Music might be the food of love but the sound that sets hearts aflutter does not travel between cultures, suggests a new study.
Whilst people could instantly recognize a lullaby or dance music, they were much more uncertain about love songs belonging to a different background.
Researchers at Yale University played 14-second snippets of vocals from a bank of songs that originated from a host of cultures to more than 5,000 people from 49 countries.
The research team included subjects not only from the industrialized world but more than 100 individuals who live in three small, relatively isolated groups of no more than 100.
“All around the world, people sing in similar ways. Music is deeply rooted in human social interaction,” said Senior author Professor Samuel Mehr.
For the study, published in the journal Proceedings of the National Academy of Sciences, the team played subjects the snippets then asked them to rank each as being one of four music types: dance, lullabies, “healing” music, or love music.
This experiment was performed in 31 languages, yet regardless of the language people from all cultures could easily identify dance music, lullabies, and, to a lesser extent, even music created to heal.
Recognition of what the researchers identified as love songs, however, lagged these other categories.
When the team analyzed responses based on language groupings, they found that 27 of the 28 groups correctly rated dance, all 28 were able to identify lullabies but only 12 of the 28 groups were able to identify love songs.
“One reason for this could be that love songs may be a particularly fuzzy category that includes songs that express happiness and attraction, but also sadness and jealousy,” said Lidya Yurdum Lead author and research assistant.
“Listeners who heard love songs from neighboring countries and in languages related to their own actually did a little better, likely because of the familiar linguistic and cultural clues.”
Apart from love songs it seems that most themes were universally recognized in music.
Yurdum added: “Listeners’ ratings were largely accurate, consistent with one another, and not explained by their linguistic or geographical proximity to the singer showing that musical diversity is underlain by universal psychological phenomena.
“Our minds have evolved to listen to music. It is not a recent invention.
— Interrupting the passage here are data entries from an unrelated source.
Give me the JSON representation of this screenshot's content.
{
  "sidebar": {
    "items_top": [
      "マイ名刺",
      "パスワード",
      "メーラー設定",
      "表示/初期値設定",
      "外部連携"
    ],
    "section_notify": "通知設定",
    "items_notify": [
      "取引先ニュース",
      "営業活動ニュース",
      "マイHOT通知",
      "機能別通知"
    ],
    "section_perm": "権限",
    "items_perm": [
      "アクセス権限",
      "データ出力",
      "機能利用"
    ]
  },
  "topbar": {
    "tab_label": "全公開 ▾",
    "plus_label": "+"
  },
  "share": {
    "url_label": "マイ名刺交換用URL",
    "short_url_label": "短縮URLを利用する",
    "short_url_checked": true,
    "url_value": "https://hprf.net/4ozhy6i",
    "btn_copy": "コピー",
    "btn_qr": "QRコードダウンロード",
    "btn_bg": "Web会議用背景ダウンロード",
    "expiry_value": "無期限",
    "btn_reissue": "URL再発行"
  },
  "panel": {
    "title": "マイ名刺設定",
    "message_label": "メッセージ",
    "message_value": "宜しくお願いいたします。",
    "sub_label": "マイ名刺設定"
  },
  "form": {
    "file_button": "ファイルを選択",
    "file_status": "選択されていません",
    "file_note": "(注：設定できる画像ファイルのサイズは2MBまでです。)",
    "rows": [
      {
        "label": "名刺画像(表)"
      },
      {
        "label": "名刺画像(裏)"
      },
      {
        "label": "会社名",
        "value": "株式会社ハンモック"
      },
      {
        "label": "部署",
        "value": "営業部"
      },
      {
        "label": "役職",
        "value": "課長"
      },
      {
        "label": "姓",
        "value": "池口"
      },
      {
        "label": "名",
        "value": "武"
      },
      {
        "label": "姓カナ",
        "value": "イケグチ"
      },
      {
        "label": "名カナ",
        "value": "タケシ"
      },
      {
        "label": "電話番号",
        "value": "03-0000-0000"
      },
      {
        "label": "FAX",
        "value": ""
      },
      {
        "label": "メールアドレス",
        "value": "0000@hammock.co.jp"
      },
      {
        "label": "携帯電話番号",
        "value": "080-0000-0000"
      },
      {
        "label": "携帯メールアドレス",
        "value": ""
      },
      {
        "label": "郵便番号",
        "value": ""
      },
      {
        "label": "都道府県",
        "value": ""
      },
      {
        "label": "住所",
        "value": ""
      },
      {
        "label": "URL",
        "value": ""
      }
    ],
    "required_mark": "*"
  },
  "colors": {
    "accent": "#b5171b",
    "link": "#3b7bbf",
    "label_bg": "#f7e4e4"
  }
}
“But if we only study songs from the Western world and listeners from the Western world, we can only draw conclusions about the Western world, not humans in general.”
Produced in association with SWNS Talker
Edited by Judy J. Rotich and Newsdesk Manager